The Russell Summary Judgment Decision

In Russell, the plaintiff alleged that the adviser received excessive fees from 10 of the mutual funds it managed, on the ground it purportedly delegated all asset management responsibilities to third-party subadvisers but retained a disproportionate amount of the aggregate advisory fee paid by each fund. According to the plaintiff, the portion of the fees retained by the adviser was “nearly 290% greater” than the share received by the subadvisers.

At summary judgment, the adviser demonstrated that the mutual fund boards were comprised of a super-majority of disinterested and well-qualified directors who relied on materials prepared by the adviser, independent counsel and third-party experts regarding factors relevant to the fees at issue. The adviser also presented evidence showing that its advisory fees and the performance of its funds were competitive with peer funds and it rendered significant advisory services to the funds above and beyond those provided by the funds’ subadvisers. The plaintiff attempted to blunt the impact of this evidence by arguing that a robust board process alone is, by itself, insufficient to defeat a Section 36(b) claim and urged the court to evaluate the fairness of the fees in light of the purportedly limited range of services performed by the adviser.

On November 15, 2016, Judge William G. Young of the District of Massachusetts granted partial summary judgment in favor of the adviser. Ruling from the bench, Judge Young stated that the board was entitled to deference, as a matter of law, on the decision to approve the fees, but that the plaintiff “probably squeak[s] by summary judgment” on three discrete issues: (i) fall-out benefits, (ii) profitability and (iii) the nature and quality of the adviser’s services.

The Russell decision is consistent with the other recent Section 36(b) decisions, discussed below, that have adhered to the U.S. Supreme Court’s mandate to defer to the business judgment of an informed board.
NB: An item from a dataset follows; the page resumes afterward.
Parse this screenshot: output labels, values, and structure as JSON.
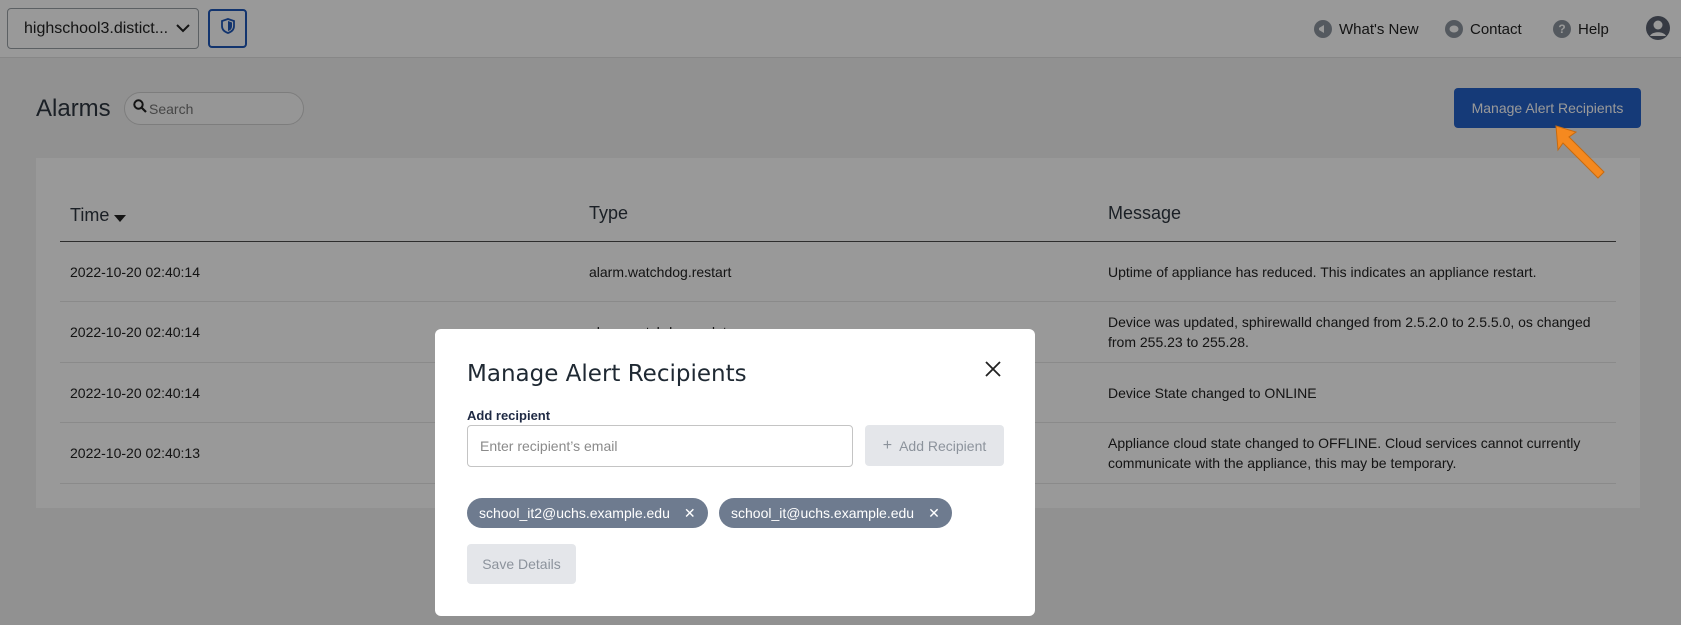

A trial is scheduled to be held in March 2017.

The Hartford Trial

In Hartford, the parties completed a four-day trial on November 16, 2016. As in Russell (and unlike in AXA), the court granted partial summary judgment in favor of the adviser prior to trial, finding that the board’s process was sound and its decision with respect to the fees at issue would be entitled to deference at trial. At trial, the evidence included testimony of five witnesses, including: (i) competing experts in economics and the financial industry, who testified primarily about the services provided by the adviser and subadviser, (ii) competing accounting experts, who testified about the adviser’s treatment of subadvisory expenses, and (iii) the adviser’s chief investment officer, who testified about the adviser’s pricing, services, risk and performance. Both Russell and Hartford demonstrate that in Section 36(b) litigation, a robust board process, at a minimum, may narrow the issues for trial. While Section 36(b) cases often involve overly broad and expensive pretrial discovery, the recent Hartford trial demonstrates how a court may narrow the case at summary judgment to create a manageable trial focused on certain limited components of a plaintiff’s claim. Closing arguments are set for January 2017, to be preceded by post-trial briefing. We expect a decision in spring 2017 or thereafter.
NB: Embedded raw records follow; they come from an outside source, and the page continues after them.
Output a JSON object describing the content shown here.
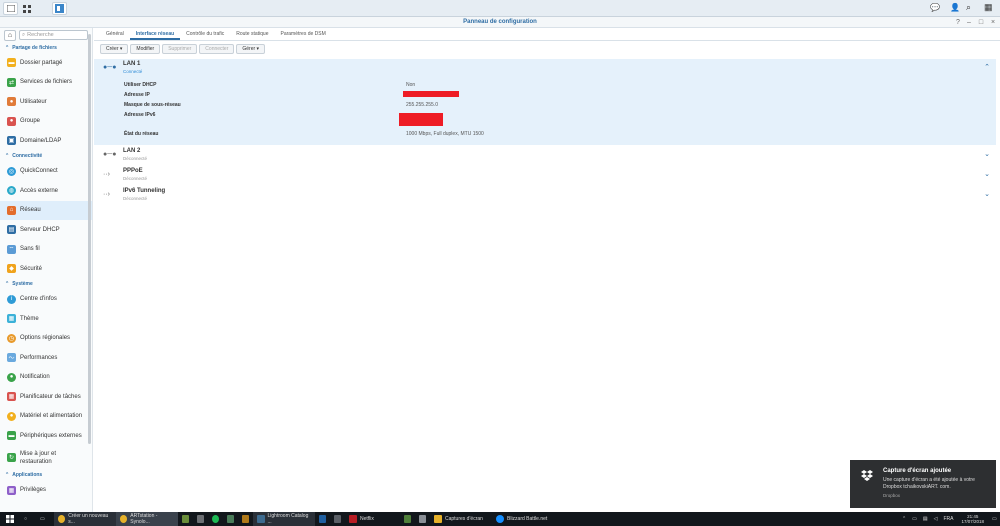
{
  "window": {
    "title": "Panneau de configuration"
  },
  "sidebar": {
    "search_placeholder": "Recherche",
    "sections": [
      {
        "title": "Partage de fichiers",
        "items": [
          "Dossier partagé",
          "Services de fichiers",
          "Utilisateur",
          "Groupe",
          "Domaine/LDAP"
        ]
      },
      {
        "title": "Connectivité",
        "items": [
          "QuickConnect",
          "Accès externe",
          "Réseau",
          "Serveur DHCP",
          "Sans fil",
          "Sécurité"
        ]
      },
      {
        "title": "Système",
        "items": [
          "Centre d'infos",
          "Thème",
          "Options régionales",
          "Performances",
          "Notification",
          "Planificateur de tâches",
          "Matériel et alimentation",
          "Périphériques externes",
          "Mise à jour et restauration"
        ]
      },
      {
        "title": "Applications",
        "items": [
          "Privilèges"
        ]
      }
    ]
  },
  "tabs": [
    "Général",
    "Interface réseau",
    "Contrôle du trafic",
    "Route statique",
    "Paramètres de DSM"
  ],
  "toolbar": {
    "create": "Créer",
    "modify": "Modifier",
    "delete": "Supprimer",
    "connect": "Connecter",
    "manage": "Gérer"
  },
  "interfaces": [
    {
      "name": "LAN 1",
      "status": "Connecté"
    },
    {
      "name": "LAN 2",
      "status": "Déconnecté"
    },
    {
      "name": "PPPoE",
      "status": "Déconnecté"
    },
    {
      "name": "IPv6 Tunneling",
      "status": "Déconnecté"
    }
  ],
  "lan1_details": {
    "dhcp_label": "Utiliser DHCP",
    "dhcp_value": "Non",
    "ip_label": "Adresse IP",
    "mask_label": "Masque de sous-réseau",
    "mask_value": "255.255.255.0",
    "ipv6_label": "Adresse IPv6",
    "state_label": "État du réseau",
    "state_value": "1000 Mbps, Full duplex, MTU 1500"
  },
  "taskbar": {
    "items": [
      "Créer un nouveau s...",
      "ARTstation - Synolo...",
      "Lightroom Catalog ...",
      "Netflix",
      "Captures d'écran",
      "Blizzard Battle.net"
    ],
    "language": "FRA",
    "time": "21:45",
    "date": "17/07/2018"
  },
  "notification": {
    "title": "Capture d'écran ajoutée",
    "body": "Une capture d'écran a été ajoutée à votre Dropbox tchaikovskiART. com.",
    "source": "Dropbox"
  },
  "colors": {
    "accent": "#2e6da4",
    "selected_row": "#e5f1fb",
    "redaction": "#ee1c25"
  }
}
The first post-Jones cases to be adjudicated are likely to influence the outcome of pending and future litigation under Section 36(b). So far, district courts have taken seriously the Supreme Court’s instruction in Jones to defer to an informed board’s judgment, and plaintiffs have struggled to gain traction at the merits stage. We expect continued focus in litigation on the board’s composition and process, as well as on the board’s consideration of the plaintiffs’ particular criticisms of the advisory fees at issue. Unless and until plaintiffs can identify a material flaw in a board’s process or consideration of the facts surrounding the fee, it appears that they will continue to have difficulty prevailing on the merits.